#### [TASK STATEMENT]
Sift the listing for lines that hold the string "Driver" and pull them out.

#### [RECORDS FOR THE EXERCISE]

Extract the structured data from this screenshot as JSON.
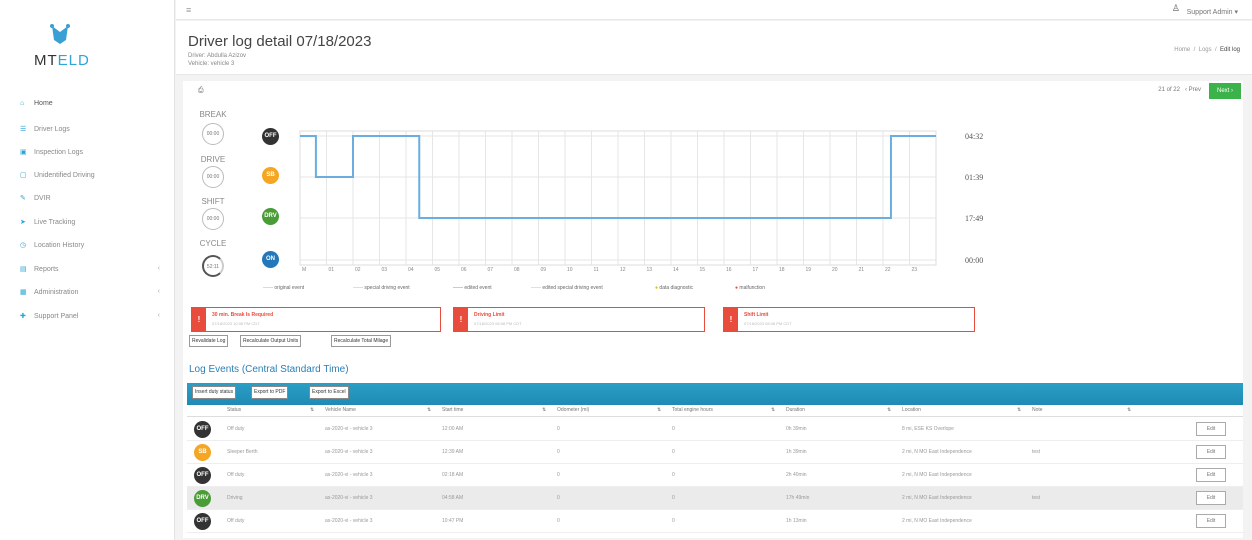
{
  "brand": {
    "logo_text_a": "MT",
    "logo_text_b": "ELD",
    "accent": "#27a3d6"
  },
  "nav": [
    {
      "label": "Home",
      "icon": "home-icon"
    },
    {
      "label": "Driver Logs",
      "icon": "list-icon"
    },
    {
      "label": "Inspection Logs",
      "icon": "truck-icon"
    },
    {
      "label": "Unidentified Driving",
      "icon": "question-icon"
    },
    {
      "label": "DVIR",
      "icon": "wrench-icon"
    },
    {
      "label": "Live Tracking",
      "icon": "location-icon"
    },
    {
      "label": "Location History",
      "icon": "history-icon"
    },
    {
      "label": "Reports",
      "icon": "chart-icon"
    },
    {
      "label": "Administration",
      "icon": "admin-icon"
    },
    {
      "label": "Support Panel",
      "icon": "support-icon"
    }
  ],
  "topbar": {
    "user": "Support Admin ▾"
  },
  "header": {
    "title": "Driver log detail 07/18/2023",
    "driver": "Driver: Abdulla Azizov",
    "vehicle": "Vehicle: vehicle 3",
    "breadcrumb": {
      "home": "Home",
      "logs": "Logs",
      "current": "Edit log"
    }
  },
  "pager": {
    "count": "21 of 22",
    "prev": "‹ Prev",
    "next": "Next ›"
  },
  "counters": [
    {
      "label": "BREAK",
      "value": "00:00"
    },
    {
      "label": "DRIVE",
      "value": "00:00"
    },
    {
      "label": "SHIFT",
      "value": "00:00"
    },
    {
      "label": "CYCLE",
      "value": "52:11"
    }
  ],
  "statuses": [
    "OFF",
    "SB",
    "DRV",
    "ON"
  ],
  "colors": {
    "off": "#333333",
    "sb": "#f5a623",
    "drv": "#4a9d36",
    "on": "#2478b9",
    "line": "#6aaee0",
    "alert": "#e74c3c"
  },
  "chart_data": {
    "type": "line",
    "x_ticks": [
      "M",
      "01",
      "02",
      "03",
      "04",
      "05",
      "06",
      "07",
      "08",
      "09",
      "10",
      "11",
      "12",
      "13",
      "14",
      "15",
      "16",
      "17",
      "18",
      "19",
      "20",
      "21",
      "22",
      "23"
    ],
    "y_categories": [
      "OFF",
      "SB",
      "DRV",
      "ON"
    ],
    "totals": [
      "04:32",
      "01:39",
      "17:49",
      "00:00"
    ],
    "original_event": {
      "x_hours": [
        0,
        0.6,
        0.6,
        2.0,
        2.0,
        4.5,
        4.5,
        22.3,
        22.3,
        24
      ],
      "status": [
        "OFF",
        "OFF",
        "SB",
        "SB",
        "OFF",
        "OFF",
        "DRV",
        "DRV",
        "OFF",
        "OFF"
      ]
    },
    "legend": [
      "original event",
      "special driving event",
      "edited event",
      "edited special driving event",
      "data diagnostic",
      "malfunction"
    ],
    "legend_colors": [
      "#6aaee0",
      "#aaaaaa",
      "#e74c3c",
      "#f5a623",
      "#d4c200",
      "#e74c3c"
    ]
  },
  "alerts": [
    {
      "title": "30 min. Break Is Required",
      "date": "07/18/2023 10:08 PM CDT"
    },
    {
      "title": "Driving Limit",
      "date": "07/18/2023 08:08 PM CDT"
    },
    {
      "title": "Shift Limit",
      "date": "07/18/2023 08:08 PM CDT"
    }
  ],
  "actions": [
    "Revalidate Log",
    "Recalculate Output Units",
    "Recalculate Total Milage"
  ],
  "section_title": "Log Events (Central Standard Time)",
  "table_buttons": [
    "Insert duty status",
    "Export to PDF",
    "Export to Excel"
  ],
  "columns": [
    "Status",
    "Vehicle Name",
    "Start time",
    "Odometer (mi)",
    "Total engine hours",
    "Duration",
    "Location",
    "Note"
  ],
  "rows": [
    {
      "status": "OFF",
      "status_label": "Off duty",
      "vehicle": "as-2020-vi - vehicle 3",
      "start": "12:00 AM",
      "odo": "0",
      "eng": "0",
      "dur": "0h 39min",
      "loc": "8 mi, ESE KS Overlope",
      "note": "",
      "edit": "Edit"
    },
    {
      "status": "SB",
      "status_label": "Sleeper Berth",
      "vehicle": "as-2020-vi - vehicle 3",
      "start": "12:39 AM",
      "odo": "0",
      "eng": "0",
      "dur": "1h 39min",
      "loc": "2 mi, N MO East Independence",
      "note": "test",
      "edit": "Edit"
    },
    {
      "status": "OFF",
      "status_label": "Off duty",
      "vehicle": "as-2020-vi - vehicle 3",
      "start": "02:18 AM",
      "odo": "0",
      "eng": "0",
      "dur": "2h 40min",
      "loc": "2 mi, N MO East Independence",
      "note": "",
      "edit": "Edit"
    },
    {
      "status": "DRV",
      "status_label": "Driving",
      "vehicle": "as-2020-vi - vehicle 3",
      "start": "04:58 AM",
      "odo": "0",
      "eng": "0",
      "dur": "17h 49min",
      "loc": "2 mi, N MO East Independence",
      "note": "test",
      "edit": "Edit"
    },
    {
      "status": "OFF",
      "status_label": "Off duty",
      "vehicle": "as-2020-vi - vehicle 3",
      "start": "10:47 PM",
      "odo": "0",
      "eng": "0",
      "dur": "1h 13min",
      "loc": "2 mi, N MO East Independence",
      "note": "",
      "edit": "Edit"
    }
  ]
}
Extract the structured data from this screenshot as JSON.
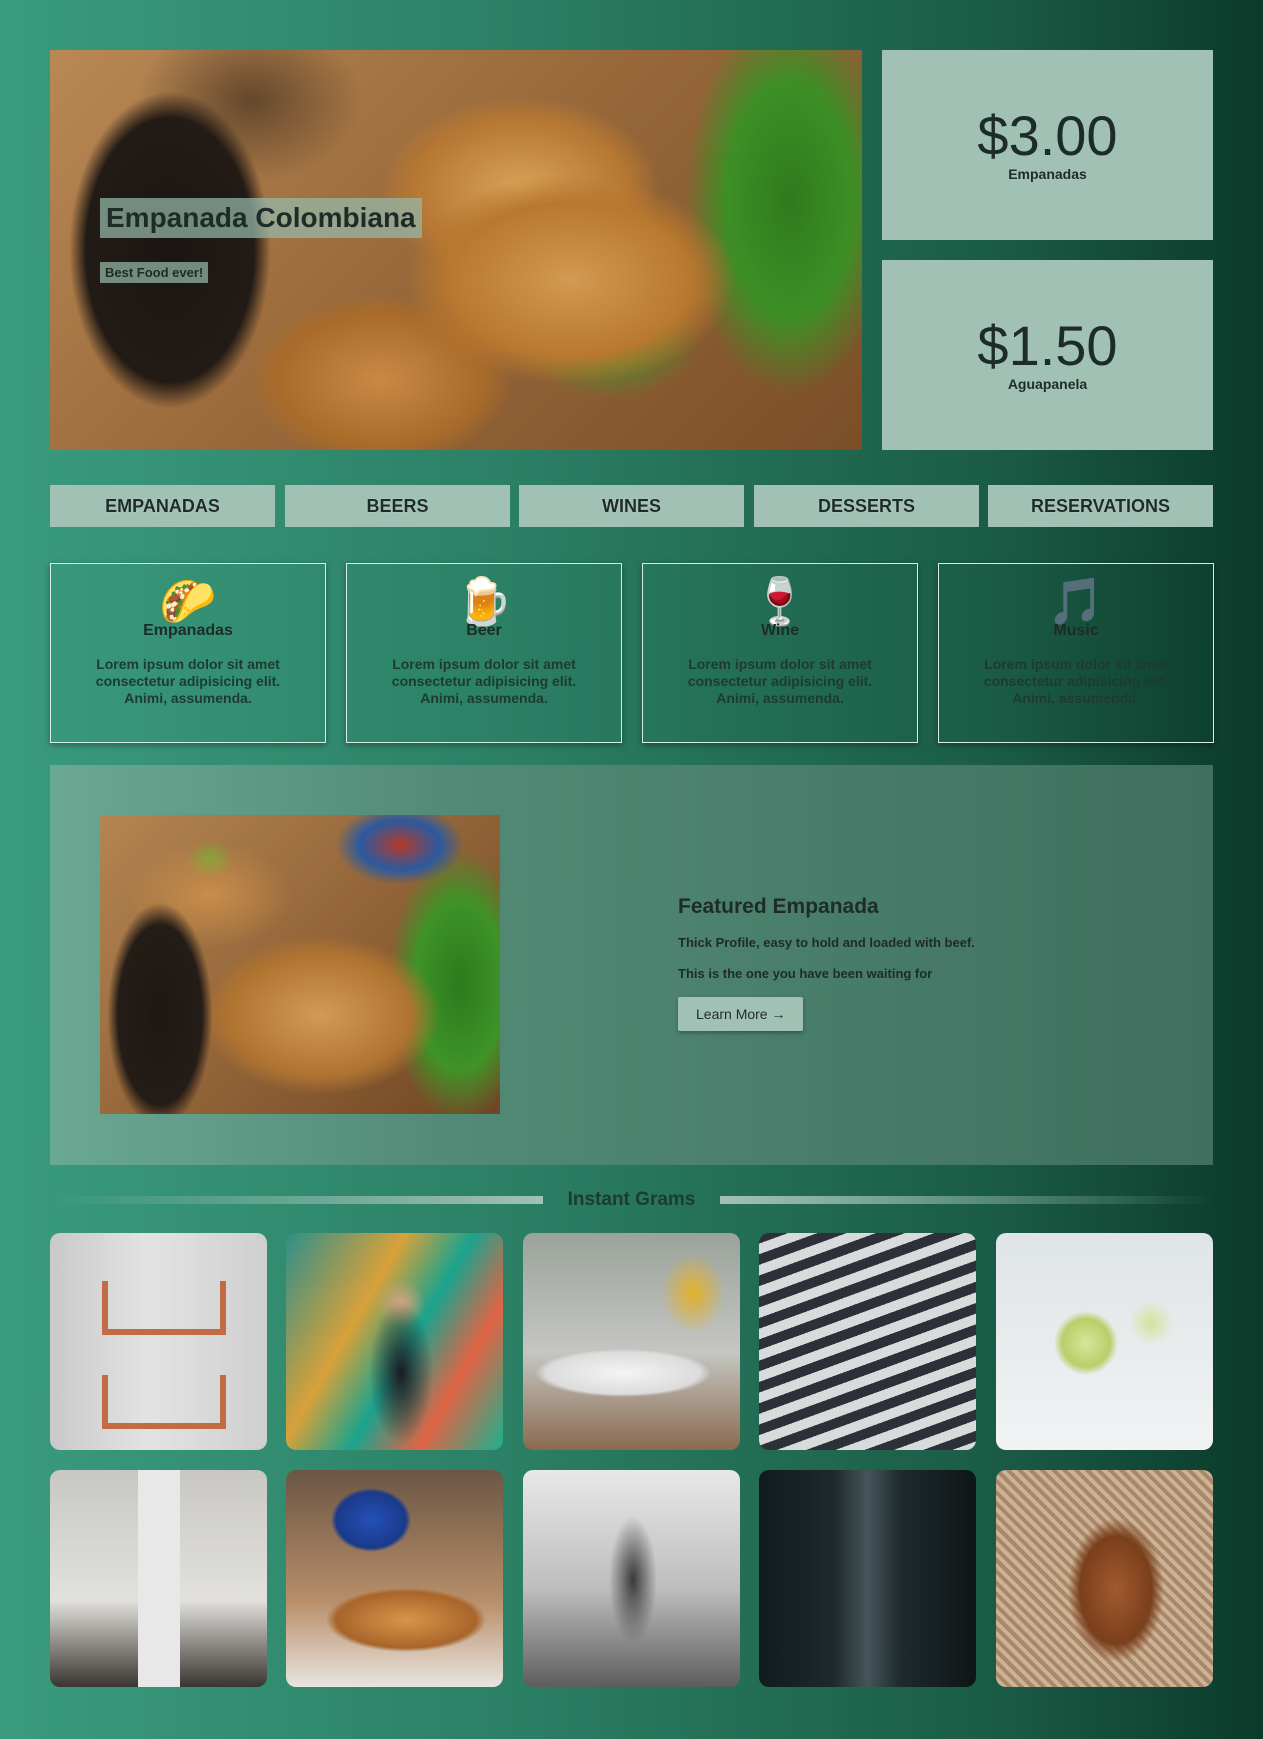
{
  "hero": {
    "title": "Empanada Colombiana",
    "subtitle": "Best Food ever!",
    "prices": [
      {
        "amount": "$3.00",
        "label": "Empanadas"
      },
      {
        "amount": "$1.50",
        "label": "Aguapanela"
      }
    ]
  },
  "nav": {
    "items": [
      "EMPANADAS",
      "BEERS",
      "WINES",
      "DESSERTS",
      "RESERVATIONS"
    ]
  },
  "cards": [
    {
      "icon": "🌮",
      "icon_name": "taco-icon",
      "title": "Empanadas",
      "text": "Lorem ipsum dolor sit amet consectetur adipisicing elit. Animi, assumenda."
    },
    {
      "icon": "🍺",
      "icon_name": "beer-mug-icon",
      "title": "Beer",
      "text": "Lorem ipsum dolor sit amet consectetur adipisicing elit. Animi, assumenda."
    },
    {
      "icon": "🍷",
      "icon_name": "wine-glass-icon",
      "title": "Wine",
      "text": "Lorem ipsum dolor sit amet consectetur adipisicing elit. Animi, assumenda."
    },
    {
      "icon": "🎵",
      "icon_name": "music-note-icon",
      "title": "Music",
      "text": "Lorem ipsum dolor sit amet consectetur adipisicing elit. Animi, assumenda."
    }
  ],
  "featured": {
    "title": "Featured Empanada",
    "line1": "Thick Profile, easy to hold and loaded with beef.",
    "line2": "This is the one you have been waiting for",
    "button": "Learn More →"
  },
  "grams": {
    "title": "Instant Grams"
  },
  "colors": {
    "card_bg": "#a2c1b5",
    "bg_start": "#3a9b7e",
    "bg_end": "#0b3a2a"
  }
}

#### [OUTPUT BELOW]
      "label": "Driver Logs",
    "title": "Driver log detail 07/18/2023",
    "driver": "Driver: Abdulla Azizov",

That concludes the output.